The authors declare no conflict of interests.
Clinical Practice Review
Updates in the American Heart Association guidelines for cardiopulmonary resuscitation and potential applications to veterinary patients
Version of Record online: 10 APR 2012
© Veterinary Emergency and Critical Care Society 2012
Journal of Veterinary Emergency and Critical Care
Volume 22, Issue 2, pages 148–159, April 2012
How to Cite
Maton, B. L. and Smarick, S. D. (2012), Updates in the American Heart Association guidelines for cardiopulmonary resuscitation and potential applications to veterinary patients.
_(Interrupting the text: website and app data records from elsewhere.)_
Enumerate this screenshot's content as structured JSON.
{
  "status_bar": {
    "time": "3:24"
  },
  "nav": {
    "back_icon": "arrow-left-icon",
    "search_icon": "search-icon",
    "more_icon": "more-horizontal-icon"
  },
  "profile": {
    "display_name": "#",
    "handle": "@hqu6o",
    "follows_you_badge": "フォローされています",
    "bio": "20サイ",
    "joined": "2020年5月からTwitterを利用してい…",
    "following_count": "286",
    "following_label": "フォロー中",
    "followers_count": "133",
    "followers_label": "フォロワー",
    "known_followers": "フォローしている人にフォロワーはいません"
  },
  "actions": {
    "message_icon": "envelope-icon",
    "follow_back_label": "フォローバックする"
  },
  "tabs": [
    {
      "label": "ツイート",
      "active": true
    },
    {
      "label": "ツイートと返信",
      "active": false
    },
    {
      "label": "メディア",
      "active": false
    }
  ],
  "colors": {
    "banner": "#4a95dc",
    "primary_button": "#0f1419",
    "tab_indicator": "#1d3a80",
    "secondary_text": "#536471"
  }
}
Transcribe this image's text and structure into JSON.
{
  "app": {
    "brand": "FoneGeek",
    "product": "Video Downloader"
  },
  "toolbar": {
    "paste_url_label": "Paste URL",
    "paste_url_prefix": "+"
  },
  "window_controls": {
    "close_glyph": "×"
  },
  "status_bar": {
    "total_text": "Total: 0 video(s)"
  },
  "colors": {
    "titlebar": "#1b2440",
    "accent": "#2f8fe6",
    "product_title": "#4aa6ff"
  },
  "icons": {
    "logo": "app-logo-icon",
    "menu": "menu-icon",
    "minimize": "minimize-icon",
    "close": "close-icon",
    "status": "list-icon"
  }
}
Journal of Veterinary Emergency and Critical Care, 22: 148–159. doi: 10.1111/j.1476-4431.2012.00720.x
- Issue online: 10 APR 2012
- Version of Record online: 10 APR 2012
- Manuscript Accepted: 28 JAN 2012
- Manuscript Received: 15 SEP 2011
- cardiopulmonary resuscitation;
- emergency techniques;
To review the updates in the American Heart Association (AHA) guidelines for cardiopulmonary resuscitation (CPR) and identify potential applications to veterinary patients.
Cardiopulmonary arrest is common in veterinary emergency and critical care, and consensus guidelines are lacking. Human resuscitation guidelines are continually evolving as new clinical and experimental studies support updated recommendations. Synthesis of human, experimental animal model, and veterinary literature support the potential for updates and advancement in veterinary CPR practices.
This review serves to highlight updates in the AHA guidelines for CPR and evaluate their application to small animal veterinary patients. Interventions identified will be evaluated for trans-species potential, raise questions regarding best resuscitation recommendations, and offer opportunities for further research to continue to advance veterinary CPR.
The prognosis for any patient undergoing cardiopulmonary arrest remains guarded.